### [PROBLEM TO WORK ON]
When scanning the data, count every line with "missing" in it, and report only the resulting number.

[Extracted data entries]
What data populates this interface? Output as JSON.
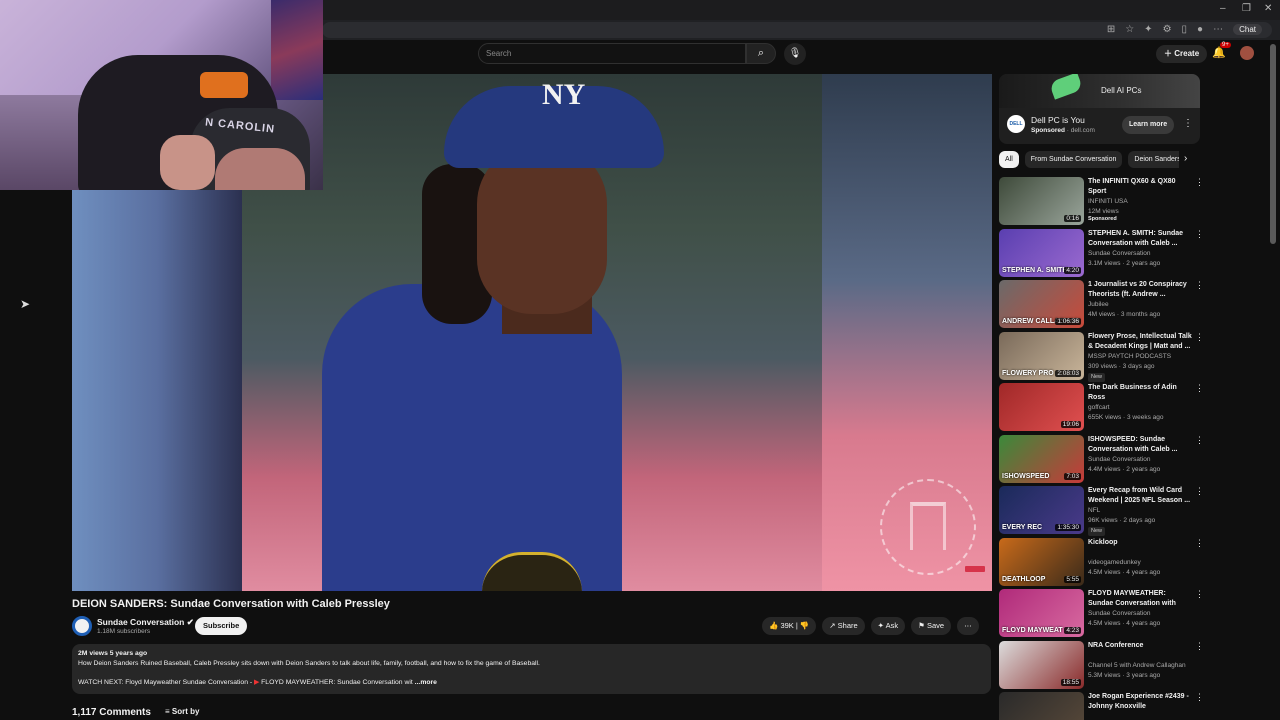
{
  "youtube": {
    "search_placeholder": "Search",
    "create_label": "Create",
    "notif_count": "9+"
  },
  "browser": {
    "chat_label": "Chat"
  },
  "webcam": {
    "hat_text": "N CAROLIN"
  },
  "video": {
    "hat_logo": "NY",
    "title": "DEION SANDERS: Sundae Conversation with Caleb Pressley",
    "channel": "Sundae Conversation",
    "subscribers": "1.18M subscribers",
    "subscribe_label": "Subscribe",
    "likes": "39K",
    "share_label": "Share",
    "ask_label": "Ask",
    "save_label": "Save",
    "views_age": "2M views  5 years ago",
    "description": "How Deion Sanders Ruined Baseball, Caleb Pressley sits down with Deion Sanders to talk about life, family, football, and how to fix the game of Baseball.",
    "watch_next": "WATCH NEXT: Floyd Mayweather Sundae Conversation - ",
    "watch_next_link": "FLOYD MAYWEATHER: Sundae Conversation wit",
    "more_label": "...more",
    "comments_count": "1,117 Comments",
    "sort_label": "Sort by"
  },
  "ad": {
    "banner_text": "Dell AI PCs",
    "logo_text": "DELL",
    "title": "Dell PC is You",
    "sponsored": "Sponsored",
    "domain": "· dell.com",
    "learn_more": "Learn more"
  },
  "chips": [
    "All",
    "From Sundae Conversation",
    "Deion Sanders"
  ],
  "recommendations": [
    {
      "title": "The INFINITI QX60 & QX80 Sport",
      "channel": "INFINITI USA",
      "meta": "12M views",
      "badge": "Sponsored",
      "duration": "0:16",
      "caption": "",
      "colors": [
        "#3e4a3a",
        "#9aa59b"
      ]
    },
    {
      "title": "STEPHEN A. SMITH: Sundae Conversation with Caleb ...",
      "channel": "Sundae Conversation",
      "meta": "3.1M views · 2 years ago",
      "badge": "",
      "duration": "4:20",
      "caption": "STEPHEN A. SMITH",
      "colors": [
        "#5a3fb0",
        "#9b6ad0"
      ]
    },
    {
      "title": "1 Journalist vs 20 Conspiracy Theorists (ft. Andrew ...",
      "channel": "Jubilee",
      "meta": "4M views · 3 months ago",
      "badge": "",
      "duration": "1:06:36",
      "caption": "ANDREW CALLAGHAN",
      "colors": [
        "#6a6a6a",
        "#c94a3a"
      ]
    },
    {
      "title": "Flowery Prose, Intellectual Talk & Decadent Kings | Matt and ...",
      "channel": "MSSP PAYTCH PODCASTS",
      "meta": "309 views · 3 days ago",
      "badge": "New",
      "duration": "2:08:03",
      "caption": "FLOWERY PRO",
      "colors": [
        "#7a6a5a",
        "#c9b59a"
      ]
    },
    {
      "title": "The Dark Business of Adin Ross",
      "channel": "goffcart",
      "meta": "655K views · 3 weeks ago",
      "badge": "",
      "duration": "19:06",
      "caption": "",
      "colors": [
        "#a02828",
        "#e05050"
      ]
    },
    {
      "title": "ISHOWSPEED: Sundae Conversation with Caleb ...",
      "channel": "Sundae Conversation",
      "meta": "4.4M views · 2 years ago",
      "badge": "",
      "duration": "7:03",
      "caption": "ISHOWSPEED",
      "colors": [
        "#3a8a3a",
        "#c83a3a"
      ]
    },
    {
      "title": "Every Recap from Wild Card Weekend | 2025 NFL Season ...",
      "channel": "NFL",
      "meta": "96K views · 2 days ago",
      "badge": "New",
      "duration": "1:35:30",
      "caption": "EVERY REC",
      "colors": [
        "#1a2a5a",
        "#4a3a8a"
      ]
    },
    {
      "title": "Kickloop",
      "channel": "videogamedunkey",
      "meta": "4.5M views · 4 years ago",
      "badge": "",
      "duration": "5:55",
      "caption": "DEATHLOOP",
      "colors": [
        "#c86a1a",
        "#3a2a1a"
      ]
    },
    {
      "title": "FLOYD MAYWEATHER: Sundae Conversation with Caleb ...",
      "channel": "Sundae Conversation",
      "meta": "4.5M views · 4 years ago",
      "badge": "",
      "duration": "4:23",
      "caption": "FLOYD MAYWEAT",
      "colors": [
        "#b02a7a",
        "#d86aa0"
      ]
    },
    {
      "title": "NRA Conference",
      "channel": "Channel 5 with Andrew Callaghan",
      "meta": "5.3M views · 3 years ago",
      "badge": "",
      "duration": "18:55",
      "caption": "",
      "colors": [
        "#dcdcdc",
        "#8a2a2a"
      ]
    },
    {
      "title": "Joe Rogan Experience #2439 - Johnny Knoxville",
      "channel": "",
      "meta": "",
      "badge": "",
      "duration": "",
      "caption": "",
      "colors": [
        "#2a2a2a",
        "#5a4a3a"
      ]
    }
  ]
}
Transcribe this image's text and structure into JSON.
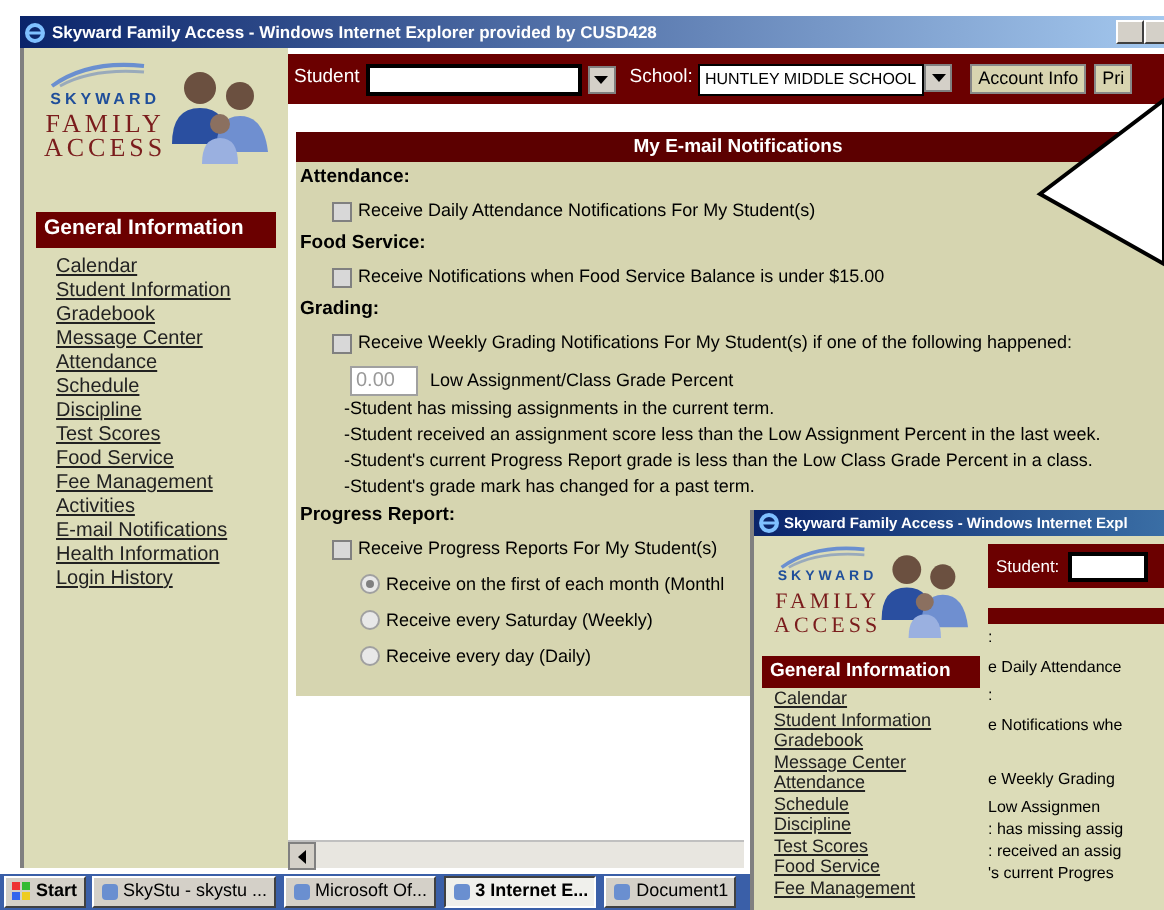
{
  "window": {
    "title": "Skyward Family Access - Windows Internet Explorer provided by CUSD428"
  },
  "logo": {
    "brand": "SKYWARD",
    "line1": "FAMILY",
    "line2": "ACCESS"
  },
  "sidebar": {
    "heading": "General Information",
    "items": [
      "Calendar",
      "Student Information",
      "Gradebook",
      "Message Center",
      "Attendance",
      "Schedule",
      "Discipline",
      "Test Scores",
      "Food Service",
      "Fee Management",
      "Activities",
      "E-mail Notifications",
      "Health Information",
      "Login History"
    ]
  },
  "header": {
    "student_label": "Student",
    "school_label": "School:",
    "school_value": "HUNTLEY MIDDLE SCHOOL",
    "buttons": [
      "Account Info",
      "Pri"
    ]
  },
  "panel": {
    "title": "My E-mail Notifications",
    "sections": [
      {
        "heading": "Attendance:",
        "options": [
          {
            "kind": "checkbox",
            "label": "Receive Daily Attendance Notifications For My Student(s)",
            "checked": false
          }
        ]
      },
      {
        "heading": "Food Service:",
        "options": [
          {
            "kind": "checkbox",
            "label": "Receive Notifications when Food Service Balance is under $15.00",
            "checked": false
          }
        ]
      },
      {
        "heading": "Grading:",
        "options": [
          {
            "kind": "checkbox",
            "label": "Receive Weekly Grading Notifications For My Student(s) if one of the following happened:",
            "checked": false
          },
          {
            "kind": "percent",
            "value": "0.00",
            "label": "Low Assignment/Class Grade Percent"
          },
          {
            "kind": "note",
            "label": "-Student has missing assignments in the current term."
          },
          {
            "kind": "note",
            "label": "-Student received an assignment score less than the Low Assignment Percent in the last week."
          },
          {
            "kind": "note",
            "label": "-Student's current Progress Report grade is less than the Low Class Grade Percent in a class."
          },
          {
            "kind": "note",
            "label": "-Student's grade mark has changed for a past term."
          }
        ]
      },
      {
        "heading": "Progress Report:",
        "options": [
          {
            "kind": "checkbox",
            "label": "Receive Progress Reports For My Student(s)",
            "checked": false
          },
          {
            "kind": "radio",
            "label": "Receive on the first of each month (Monthl",
            "selected": true
          },
          {
            "kind": "radio",
            "label": "Receive every Saturday (Weekly)",
            "selected": false
          },
          {
            "kind": "radio",
            "label": "Receive every day (Daily)",
            "selected": false
          }
        ]
      }
    ]
  },
  "second_window": {
    "title": "Skyward Family Access - Windows Internet Expl",
    "logo": {
      "brand": "SKYWARD",
      "line1": "FAMILY",
      "line2": "ACCESS"
    },
    "student_label": "Student:",
    "sidebar_heading": "General Information",
    "sidebar_items": [
      "Calendar",
      "Student Information",
      "Gradebook",
      "Message Center",
      "Attendance",
      "Schedule",
      "Discipline",
      "Test Scores",
      "Food Service",
      "Fee Management"
    ],
    "fragments": [
      ":",
      "e Daily Attendance",
      ":",
      "e Notifications whe",
      "e Weekly Grading",
      "Low Assignmen",
      ": has missing assig",
      ": received an assig",
      "'s current Progres"
    ]
  },
  "taskbar": {
    "start": "Start",
    "items": [
      {
        "label": "SkyStu - skystu ...",
        "selected": false
      },
      {
        "label": "Microsoft Of...",
        "selected": false
      },
      {
        "label": "3 Internet E...",
        "selected": true
      },
      {
        "label": "Document1",
        "selected": false
      }
    ]
  }
}
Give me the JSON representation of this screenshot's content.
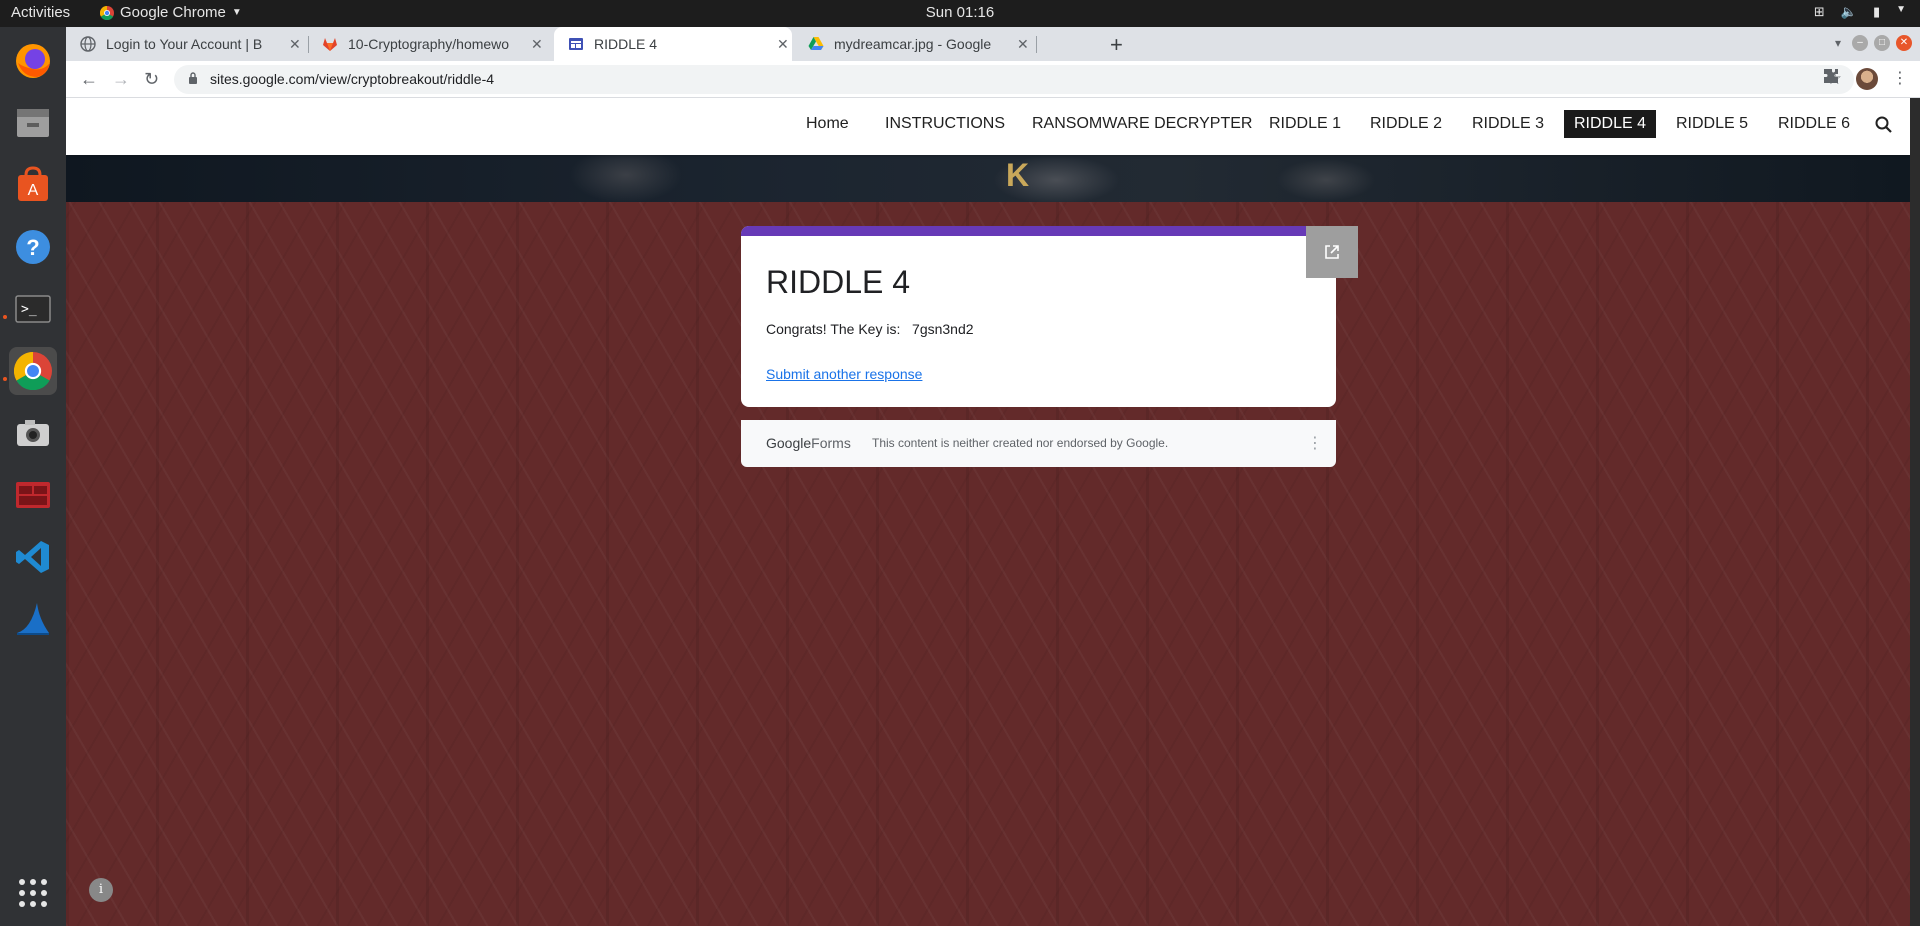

### [ANSWER BELOW]
2